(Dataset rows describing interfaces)
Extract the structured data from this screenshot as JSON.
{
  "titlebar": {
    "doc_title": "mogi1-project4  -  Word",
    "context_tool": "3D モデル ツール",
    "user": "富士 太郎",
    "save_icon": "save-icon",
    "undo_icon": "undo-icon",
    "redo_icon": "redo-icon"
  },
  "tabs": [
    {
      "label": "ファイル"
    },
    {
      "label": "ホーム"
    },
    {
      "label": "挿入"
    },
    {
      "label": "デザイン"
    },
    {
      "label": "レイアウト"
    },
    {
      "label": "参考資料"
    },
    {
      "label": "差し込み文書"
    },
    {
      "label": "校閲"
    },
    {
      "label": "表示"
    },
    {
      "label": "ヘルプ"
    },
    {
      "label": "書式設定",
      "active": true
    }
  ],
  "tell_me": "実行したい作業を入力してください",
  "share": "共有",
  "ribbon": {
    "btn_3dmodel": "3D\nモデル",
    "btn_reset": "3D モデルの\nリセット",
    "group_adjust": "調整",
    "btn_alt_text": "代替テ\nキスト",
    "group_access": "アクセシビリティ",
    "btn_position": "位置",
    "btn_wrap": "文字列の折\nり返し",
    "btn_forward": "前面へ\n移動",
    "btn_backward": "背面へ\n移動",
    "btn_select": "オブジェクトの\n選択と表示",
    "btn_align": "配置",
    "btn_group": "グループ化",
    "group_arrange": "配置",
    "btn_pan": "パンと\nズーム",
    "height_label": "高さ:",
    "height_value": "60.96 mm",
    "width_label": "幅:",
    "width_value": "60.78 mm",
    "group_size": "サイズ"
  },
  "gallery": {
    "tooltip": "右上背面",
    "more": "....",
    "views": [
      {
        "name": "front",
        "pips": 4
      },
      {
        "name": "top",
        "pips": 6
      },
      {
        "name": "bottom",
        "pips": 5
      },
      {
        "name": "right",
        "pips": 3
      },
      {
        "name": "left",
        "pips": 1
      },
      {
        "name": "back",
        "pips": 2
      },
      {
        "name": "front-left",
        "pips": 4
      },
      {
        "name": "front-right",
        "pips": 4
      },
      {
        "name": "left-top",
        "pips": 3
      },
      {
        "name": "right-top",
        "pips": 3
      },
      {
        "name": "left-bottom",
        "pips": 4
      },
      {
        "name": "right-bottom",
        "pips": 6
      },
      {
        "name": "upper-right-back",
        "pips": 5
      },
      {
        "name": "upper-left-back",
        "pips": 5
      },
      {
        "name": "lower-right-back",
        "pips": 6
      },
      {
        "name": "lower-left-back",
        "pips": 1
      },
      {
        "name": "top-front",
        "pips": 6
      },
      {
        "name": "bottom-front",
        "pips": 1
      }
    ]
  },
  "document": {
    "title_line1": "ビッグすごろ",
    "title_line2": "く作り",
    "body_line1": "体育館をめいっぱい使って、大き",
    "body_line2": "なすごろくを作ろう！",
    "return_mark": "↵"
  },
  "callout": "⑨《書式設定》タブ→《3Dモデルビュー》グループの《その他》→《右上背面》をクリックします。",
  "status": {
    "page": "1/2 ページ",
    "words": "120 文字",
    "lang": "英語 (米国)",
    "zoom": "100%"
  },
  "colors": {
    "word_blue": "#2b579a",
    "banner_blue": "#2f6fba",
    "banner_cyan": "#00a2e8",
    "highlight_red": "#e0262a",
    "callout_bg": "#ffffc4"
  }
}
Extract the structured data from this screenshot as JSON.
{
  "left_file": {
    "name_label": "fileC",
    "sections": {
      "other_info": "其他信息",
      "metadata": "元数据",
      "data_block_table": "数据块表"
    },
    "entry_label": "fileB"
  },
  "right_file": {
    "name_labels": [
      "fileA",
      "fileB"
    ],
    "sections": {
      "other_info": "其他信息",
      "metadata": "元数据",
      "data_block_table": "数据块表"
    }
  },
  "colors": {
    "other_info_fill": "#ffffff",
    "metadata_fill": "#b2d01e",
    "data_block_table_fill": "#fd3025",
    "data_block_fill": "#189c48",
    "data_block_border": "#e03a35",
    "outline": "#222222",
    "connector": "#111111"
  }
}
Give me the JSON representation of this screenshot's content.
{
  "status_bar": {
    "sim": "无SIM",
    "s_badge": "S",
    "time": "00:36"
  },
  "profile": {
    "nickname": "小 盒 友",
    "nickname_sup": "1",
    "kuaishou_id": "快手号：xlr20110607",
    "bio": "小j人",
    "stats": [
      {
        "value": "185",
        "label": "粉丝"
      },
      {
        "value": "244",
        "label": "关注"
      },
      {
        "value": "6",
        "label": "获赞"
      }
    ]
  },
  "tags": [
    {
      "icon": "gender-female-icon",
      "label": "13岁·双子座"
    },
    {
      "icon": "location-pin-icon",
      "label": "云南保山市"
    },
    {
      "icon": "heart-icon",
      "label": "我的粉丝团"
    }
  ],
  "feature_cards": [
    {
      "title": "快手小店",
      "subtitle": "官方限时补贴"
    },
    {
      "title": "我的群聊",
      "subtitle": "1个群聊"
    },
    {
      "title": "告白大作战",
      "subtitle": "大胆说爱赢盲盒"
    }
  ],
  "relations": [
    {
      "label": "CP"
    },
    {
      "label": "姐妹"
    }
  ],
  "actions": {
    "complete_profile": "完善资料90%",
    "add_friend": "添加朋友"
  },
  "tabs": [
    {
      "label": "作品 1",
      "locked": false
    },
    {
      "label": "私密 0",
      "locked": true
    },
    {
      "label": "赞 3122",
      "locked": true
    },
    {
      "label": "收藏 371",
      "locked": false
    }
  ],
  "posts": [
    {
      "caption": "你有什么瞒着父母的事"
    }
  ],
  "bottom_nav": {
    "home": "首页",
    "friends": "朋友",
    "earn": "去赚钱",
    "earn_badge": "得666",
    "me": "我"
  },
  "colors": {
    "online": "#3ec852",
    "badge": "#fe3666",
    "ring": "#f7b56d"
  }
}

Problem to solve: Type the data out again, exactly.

Written answer:
Extract the structured data from this screenshot as JSON.
{
  "titlebar": {
    "doc_title": "mogi1-project4  -  Word",
    "context_tool": "3D モデル ツール",
    "user": "富士 太郎",
    "save_icon": "save-icon",
    "undo_icon": "undo-icon",
    "redo_icon": "redo-icon"
  },
  "tabs": [
    {
      "label": "ファイル"
    },
    {
      "label": "ホーム"
    },
    {
      "label": "挿入"
    },
    {
      "label": "デザイン"
    },
    {
      "label": "レイアウト"
    },
    {
      "label": "参考資料"
    },
    {
      "label": "差し込み文書"
    },
    {
      "label": "校閲"
    },
    {
      "label": "表示"
    },
    {
      "label": "ヘルプ"
    },
    {
      "label": "書式設定",
      "active": true
    }
  ],
  "tell_me": "実行したい作業を入力してください",
  "share": "共有",
  "ribbon": {
    "btn_3dmodel": "3D\nモデル",
    "btn_reset": "3D モデルの\nリセット",
    "group_adjust": "調整",
    "btn_alt_text": "代替テ\nキスト",
    "group_access": "アクセシビリティ",
    "btn_position": "位置",
    "btn_wrap": "文字列の折\nり返し",
    "btn_forward": "前面へ\n移動",
    "btn_backward": "背面へ\n移動",
    "btn_select": "オブジェクトの\n選択と表示",
    "btn_align": "配置",
    "btn_group": "グループ化",
    "group_arrange": "配置",
    "btn_pan": "パンと\nズーム",
    "height_label": "高さ:",
    "height_value": "60.96 mm",
    "width_label": "幅:",
    "width_value": "60.78 mm",
    "group_size": "サイズ"
  },
  "gallery": {
    "tooltip": "右上背面",
    "more": "....",
    "views": [
      {
        "name": "front",
        "pips": 4
      },
      {
        "name": "top",
        "pips": 6
      },
      {
        "name": "bottom",
        "pips": 5
      },
      {
        "name": "right",
        "pips": 3
      },
      {
        "name": "left",
        "pips": 1
      },
      {
        "name": "back",
        "pips": 2
      },
      {
        "name": "front-left",
        "pips": 4
      },
      {
        "name": "front-right",
        "pips": 4
      },
      {
        "name": "left-top",
        "pips": 3
      },
      {
        "name": "right-top",
        "pips": 3
      },
      {
        "name": "left-bottom",
        "pips": 4
      },
      {
        "name": "right-bottom",
        "pips": 6
      },
      {
        "name": "upper-right-back",
        "pips": 5
      },
      {
        "name": "upper-left-back",
        "pips": 5
      },
      {
        "name": "lower-right-back",
        "pips": 6
      },
      {
        "name": "lower-left-back",
        "pips": 1
      },
      {
        "name": "top-front",
        "pips": 6
      },
      {
        "name": "bottom-front",
        "pips": 1
      }
    ]
  },
  "document": {
    "title_line1": "ビッグすごろ",
    "title_line2": "く作り",
    "body_line1": "体育館をめいっぱい使って、大き",
    "body_line2": "なすごろくを作ろう！",
    "return_mark": "↵"
  },
  "callout": "⑨《書式設定》タブ→《3Dモデルビュー》グループの《その他》→《右上背面》をクリックします。",
  "status": {
    "page": "1/2 ページ",
    "words": "120 文字",
    "lang": "英語 (米国)",
    "zoom": "100%"
  },
  "colors": {
    "word_blue": "#2b579a",
    "banner_blue": "#2f6fba",
    "banner_cyan": "#00a2e8",
    "highlight_red": "#e0262a",
    "callout_bg": "#ffffc4"
  }
}
Extract the structured data from this screenshot as JSON.
{
  "left_file": {
    "name_label": "fileC",
    "sections": {
      "other_info": "其他信息",
      "metadata": "元数据",
      "data_block_table": "数据块表"
    },
    "entry_label": "fileB"
  },
  "right_file": {
    "name_labels": [
      "fileA",
      "fileB"
    ],
    "sections": {
      "other_info": "其他信息",
      "metadata": "元数据",
      "data_block_table": "数据块表"
    }
  },
  "colors": {
    "other_info_fill": "#ffffff",
    "metadata_fill": "#b2d01e",
    "data_block_table_fill": "#fd3025",
    "data_block_fill": "#189c48",
    "data_block_border": "#e03a35",
    "outline": "#222222",
    "connector": "#111111"
  }
}
Give me the JSON representation of this screenshot's content.
{
  "status_bar": {
    "sim": "无SIM",
    "s_badge": "S",
    "time": "00:36"
  },
  "profile": {
    "nickname": "小 盒 友",
    "nickname_sup": "1",
    "kuaishou_id": "快手号：xlr20110607",
    "bio": "小j人",
    "stats": [
      {
        "value": "185",
        "label": "粉丝"
      },
      {
        "value": "244",
        "label": "关注"
      },
      {
        "value": "6",
        "label": "获赞"
      }
    ]
  },
  "tags": [
    {
      "icon": "gender-female-icon",
      "label": "13岁·双子座"
    },
    {
      "icon": "location-pin-icon",
      "label": "云南保山市"
    },
    {
      "icon": "heart-icon",
      "label": "我的粉丝团"
    }
  ],
  "feature_cards": [
    {
      "title": "快手小店",
      "subtitle": "官方限时补贴"
    },
    {
      "title": "我的群聊",
      "subtitle": "1个群聊"
    },
    {
      "title": "告白大作战",
      "subtitle": "大胆说爱赢盲盒"
    }
  ],
  "relations": [
    {
      "label": "CP"
    },
    {
      "label": "姐妹"
    }
  ],
  "actions": {
    "complete_profile": "完善资料90%",
    "add_friend": "添加朋友"
  },
  "tabs": [
    {
      "label": "作品 1",
      "locked": false
    },
    {
      "label": "私密 0",
      "locked": true
    },
    {
      "label": "赞 3122",
      "locked": true
    },
    {
      "label": "收藏 371",
      "locked": false
    }
  ],
  "posts": [
    {
      "caption": "你有什么瞒着父母的事"
    }
  ],
  "bottom_nav": {
    "home": "首页",
    "friends": "朋友",
    "earn": "去赚钱",
    "earn_badge": "得666",
    "me": "我"
  },
  "colors": {
    "online": "#3ec852",
    "badge": "#fe3666",
    "ring": "#f7b56d"
  }
}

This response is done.